  6. Differential pressure distribution measurement for the development of insect-sized wings

    International Nuclear Information System (INIS)

    Takahashi, Hidetoshi; Matsumoto, Kiyoshi; Shimoyama, Isao

    2013-01-01

    This paper reports on the measurement of the differential pressure distribution over a flat, thin wing using a micro-electro-mechanical systems sensor. Sensors featuring a piezoresistive cantilever were attached to a polyimide/Cu wing. Because the weight of the cantilever element was less than 10 ng, the sensor can measure the differential pressure without interference from inertial forces, such as wing flapping motions. The dimensions of the sensor chips and the wing were 1.0 mm × 1.0 mm × 0.3 mm and 100 mm × 30 mm × 1 mm, respectively. The differential pressure distribution along the wing's chord direction was measured in a wind tunnel at an air velocity of 4.0 m s –1 by changing the angle of attack. It was confirmed that the pressure coefficient calculated by the measured differential pressure distribution was similar to the value measured by a load cell. (paper)

  7. Possibilities of crack mouth opening displacement (CMOD) measurement under boiling and pressurized water reactor conditions

    International Nuclear Information System (INIS)

    Ehling, W.

    1984-01-01

    Fracture mechanics investigations carried out so far in laboratory conditions cover only part of the material stresses, as effects which occur in nuclear powerstations, in particular, such as corrosion and radioactive radiation are largely left out of account. Therefore experiments including these effects were recently carried out in autoclaves, test rigs simulating reactors (HRD experimental plant) and in experimental reactors. An important parameter of experimental fracture mechanics is the measurement of crack opening displacement (COD). The crack opening is measured with socalled clip gauges (transmitters based on strain gauges, which convert mechanical deformation of springs into electrical signals) on standard samples in the laboratory. It was therefore sensible to use these high temperature strain gauges (HTD) for the development of a measuring system for travel for pressurized water and boiling water reactor conditions. (orig.) [de

  8. Use of ambulatory blood pressure measurement in the definition of resistant hypertension: a review of the evidence.

    Science.gov (United States)

    Persu, Alexandre; O'Brien, Eoin; Verdecchia, Paolo

    2014-11-01

    Resistant hypertension as defined by the European Society of Hypertension and American Heart Association is a blood pressure that remains uncontrolled despite concomitant intake of at least three antihypertensive drugs (one of them preferably being a diuretic) at full doses.

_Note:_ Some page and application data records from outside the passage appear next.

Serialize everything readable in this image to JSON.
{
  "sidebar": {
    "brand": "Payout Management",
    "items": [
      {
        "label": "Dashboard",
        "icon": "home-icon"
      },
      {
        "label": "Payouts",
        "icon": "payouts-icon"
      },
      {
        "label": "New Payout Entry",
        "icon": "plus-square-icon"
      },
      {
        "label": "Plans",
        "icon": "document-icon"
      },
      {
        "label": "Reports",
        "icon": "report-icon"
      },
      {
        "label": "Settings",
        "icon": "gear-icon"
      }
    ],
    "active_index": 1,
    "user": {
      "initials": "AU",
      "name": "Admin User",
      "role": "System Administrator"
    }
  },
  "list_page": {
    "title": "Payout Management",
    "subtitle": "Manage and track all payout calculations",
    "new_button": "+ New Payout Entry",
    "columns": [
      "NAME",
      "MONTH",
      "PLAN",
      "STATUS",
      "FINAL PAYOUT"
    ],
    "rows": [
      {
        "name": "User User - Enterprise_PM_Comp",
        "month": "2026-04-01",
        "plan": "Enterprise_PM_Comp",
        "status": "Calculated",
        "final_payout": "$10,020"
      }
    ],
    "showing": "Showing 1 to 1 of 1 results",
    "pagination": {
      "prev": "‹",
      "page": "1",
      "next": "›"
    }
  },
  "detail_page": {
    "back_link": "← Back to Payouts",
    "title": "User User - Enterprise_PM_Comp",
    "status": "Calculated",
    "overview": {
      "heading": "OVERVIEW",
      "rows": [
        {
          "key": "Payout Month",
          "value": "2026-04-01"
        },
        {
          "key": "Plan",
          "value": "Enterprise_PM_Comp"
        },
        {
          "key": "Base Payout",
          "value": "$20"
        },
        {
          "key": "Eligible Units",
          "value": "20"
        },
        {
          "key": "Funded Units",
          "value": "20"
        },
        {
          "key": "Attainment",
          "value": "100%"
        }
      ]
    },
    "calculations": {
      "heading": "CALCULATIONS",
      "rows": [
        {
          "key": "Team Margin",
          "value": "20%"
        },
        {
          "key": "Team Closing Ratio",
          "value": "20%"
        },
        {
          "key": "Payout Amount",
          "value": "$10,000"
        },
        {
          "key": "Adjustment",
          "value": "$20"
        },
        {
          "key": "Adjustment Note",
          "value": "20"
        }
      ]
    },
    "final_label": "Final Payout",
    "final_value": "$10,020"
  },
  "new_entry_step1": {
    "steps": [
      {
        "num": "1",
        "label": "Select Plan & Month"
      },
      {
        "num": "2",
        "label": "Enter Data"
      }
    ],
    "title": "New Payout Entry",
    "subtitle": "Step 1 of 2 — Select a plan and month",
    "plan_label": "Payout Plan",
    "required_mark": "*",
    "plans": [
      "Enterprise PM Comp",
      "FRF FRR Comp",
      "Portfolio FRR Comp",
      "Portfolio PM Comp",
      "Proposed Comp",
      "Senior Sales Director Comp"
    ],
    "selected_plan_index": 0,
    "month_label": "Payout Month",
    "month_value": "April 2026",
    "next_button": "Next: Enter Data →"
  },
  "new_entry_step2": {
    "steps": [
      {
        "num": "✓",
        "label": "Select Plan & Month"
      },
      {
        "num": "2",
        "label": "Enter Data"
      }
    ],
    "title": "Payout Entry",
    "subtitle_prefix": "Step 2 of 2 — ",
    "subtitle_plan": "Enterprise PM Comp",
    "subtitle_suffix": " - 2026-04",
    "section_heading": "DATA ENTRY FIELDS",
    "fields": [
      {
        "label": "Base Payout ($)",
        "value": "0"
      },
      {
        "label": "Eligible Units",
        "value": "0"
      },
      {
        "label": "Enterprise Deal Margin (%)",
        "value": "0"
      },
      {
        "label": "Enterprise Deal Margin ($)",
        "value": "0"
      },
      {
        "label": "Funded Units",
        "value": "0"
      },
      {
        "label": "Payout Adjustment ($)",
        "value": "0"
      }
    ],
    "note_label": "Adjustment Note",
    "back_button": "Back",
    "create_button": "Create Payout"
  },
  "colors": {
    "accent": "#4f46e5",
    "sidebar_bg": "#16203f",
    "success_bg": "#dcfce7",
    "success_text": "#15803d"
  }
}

This definition is still based on office rather than out-of-office blood pressure measurement. In this review we propose a new, stricter definition of resistant hypertension based on ambulatory blood pressure measurement. The main arguments in favor of